* _EXERCISE DIRECTIONS_: How many lines in the data below contain the word "title"? State only the number.

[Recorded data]
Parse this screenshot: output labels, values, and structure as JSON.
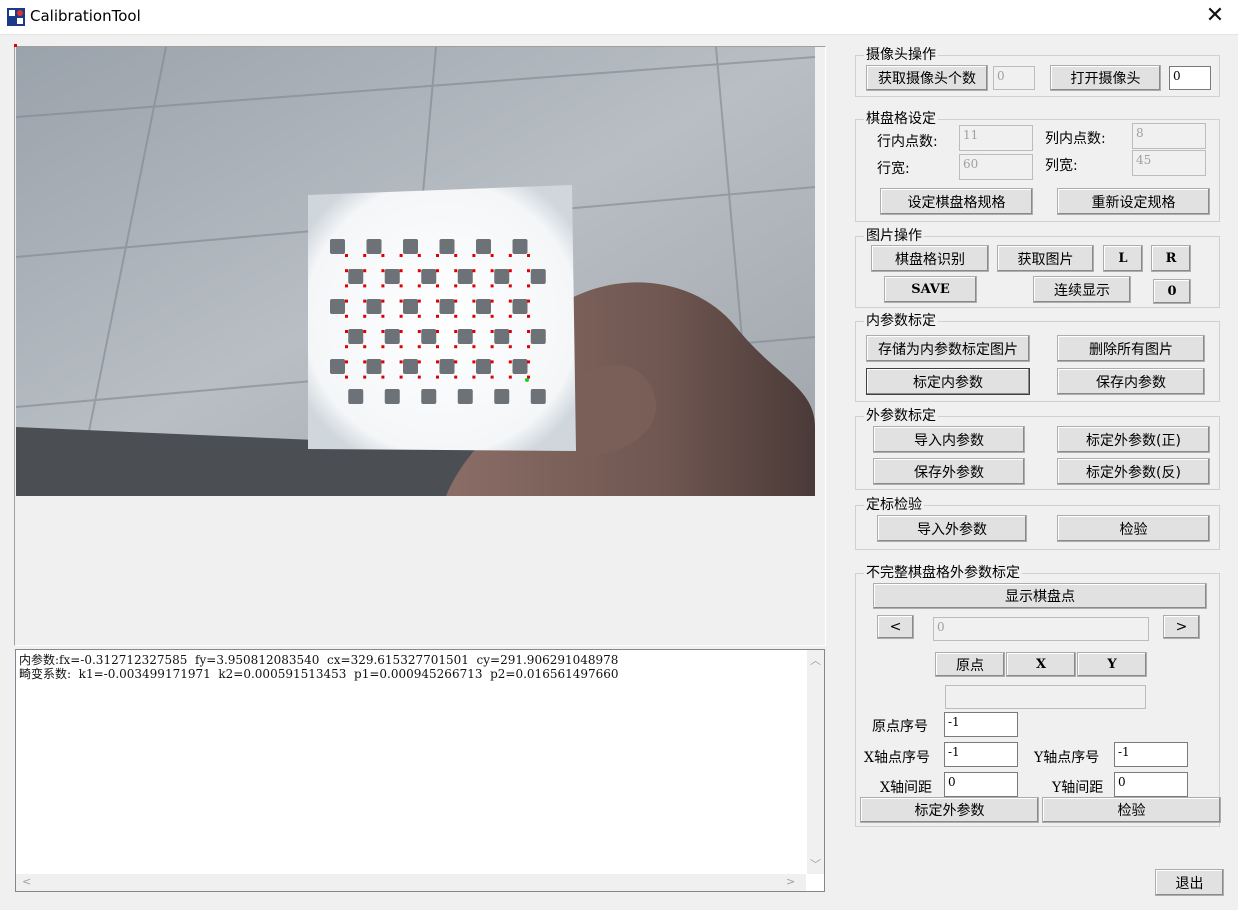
{
  "window": {
    "title": "CalibrationTool",
    "close_glyph": "✕"
  },
  "log": {
    "line1": "内参数:fx=-0.312712327585  fy=3.950812083540  cx=329.615327701501  cy=291.906291048978",
    "line2": "畸变系数:  k1=-0.003499171971  k2=0.000591513453  p1=0.000945266713  p2=0.016561497660"
  },
  "camera": {
    "title": "摄像头操作",
    "get_count_label": "获取摄像头个数",
    "count_value": "0",
    "open_label": "打开摄像头",
    "open_value": "0"
  },
  "board": {
    "title": "棋盘格设定",
    "row_points_label": "行内点数:",
    "row_points_value": "11",
    "col_points_label": "列内点数:",
    "col_points_value": "8",
    "row_width_label": "行宽:",
    "row_width_value": "60",
    "col_width_label": "列宽:",
    "col_width_value": "45",
    "set_label": "设定棋盘格规格",
    "reset_label": "重新设定规格"
  },
  "image_ops": {
    "title": "图片操作",
    "detect_label": "棋盘格识别",
    "get_image_label": "获取图片",
    "l_label": "L",
    "r_label": "R",
    "save_label": "SAVE",
    "continuous_label": "连续显示",
    "counter_label": "0"
  },
  "intrinsic": {
    "title": "内参数标定",
    "store_label": "存储为内参数标定图片",
    "delete_label": "删除所有图片",
    "calibrate_label": "标定内参数",
    "save_label": "保存内参数"
  },
  "extrinsic": {
    "title": "外参数标定",
    "import_label": "导入内参数",
    "cal_pos_label": "标定外参数(正)",
    "save_label": "保存外参数",
    "cal_neg_label": "标定外参数(反)"
  },
  "verify": {
    "title": "定标检验",
    "import_label": "导入外参数",
    "check_label": "检验"
  },
  "partial": {
    "title": "不完整棋盘格外参数标定",
    "show_points_label": "显示棋盘点",
    "prev_label": "<",
    "next_label": ">",
    "index_value": "0",
    "origin_label": "原点",
    "x_label": "X",
    "y_label": "Y",
    "origin_idx_label": "原点序号",
    "origin_idx_value": "-1",
    "x_idx_label": "X轴点序号",
    "x_idx_value": "-1",
    "y_idx_label": "Y轴点序号",
    "y_idx_value": "-1",
    "x_spacing_label": "X轴间距",
    "x_spacing_value": "0",
    "y_spacing_label": "Y轴间距",
    "y_spacing_value": "0",
    "calibrate_label": "标定外参数",
    "check_label": "检验"
  },
  "exit_label": "退出"
}
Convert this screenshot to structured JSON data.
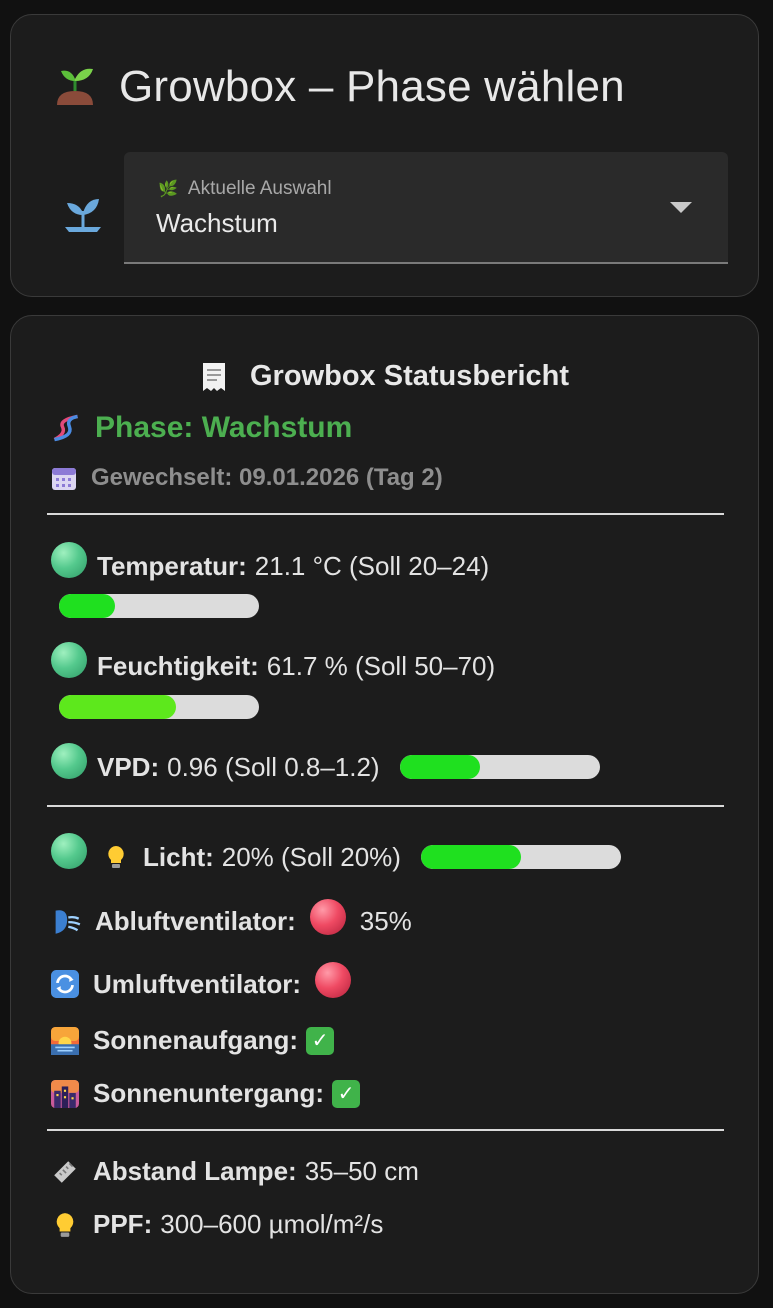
{
  "header": {
    "title": "Growbox – Phase wählen"
  },
  "phase_select": {
    "label": "Aktuelle Auswahl",
    "value": "Wachstum"
  },
  "report": {
    "title": "Growbox Statusbericht",
    "phase_label": "Phase: Wachstum",
    "changed_label": "Gewechselt: 09.01.2026 (Tag 2)",
    "temperature": {
      "label": "Temperatur:",
      "value": "21.1 °C (Soll 20–24)",
      "level": 0.28,
      "bar_color": "#1fe01f"
    },
    "humidity": {
      "label": "Feuchtigkeit:",
      "value": "61.7 % (Soll 50–70)",
      "level": 0.585,
      "bar_color": "#5de81c"
    },
    "vpd": {
      "label": "VPD:",
      "value": "0.96 (Soll 0.8–1.2)",
      "level": 0.4,
      "bar_color": "#1fe01f"
    },
    "light": {
      "label": "Licht:",
      "value": "20% (Soll 20%)",
      "level": 0.5,
      "bar_color": "#1fe01f"
    },
    "exhaust_fan": {
      "label": "Abluftventilator:",
      "value": "35%"
    },
    "circulation_fan": {
      "label": "Umluftventilator:"
    },
    "sunrise": {
      "label": "Sonnenaufgang:"
    },
    "sunset": {
      "label": "Sonnenuntergang:"
    },
    "lamp_distance": {
      "label": "Abstand Lampe:",
      "value": "35–50 cm"
    },
    "ppf": {
      "label": "PPF:",
      "value": "300–600 µmol/m²/s"
    }
  },
  "colors": {
    "accent_green": "#4caf50",
    "status_ok": "#54c98d",
    "status_off": "#ef4a63"
  },
  "icons": {
    "title": "seedling-icon",
    "select": "sprout-icon",
    "report": "receipt-icon",
    "phase": "dna-icon",
    "changed": "calendar-icon",
    "light": "lightbulb-icon",
    "exhaust": "wind-face-icon",
    "circulation": "cycle-arrows-icon",
    "sunrise": "sunrise-icon",
    "sunset": "city-dusk-icon",
    "lamp_distance": "ruler-icon",
    "ppf": "lightbulb-icon"
  }
}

* _WRITTEN REPLY_: 11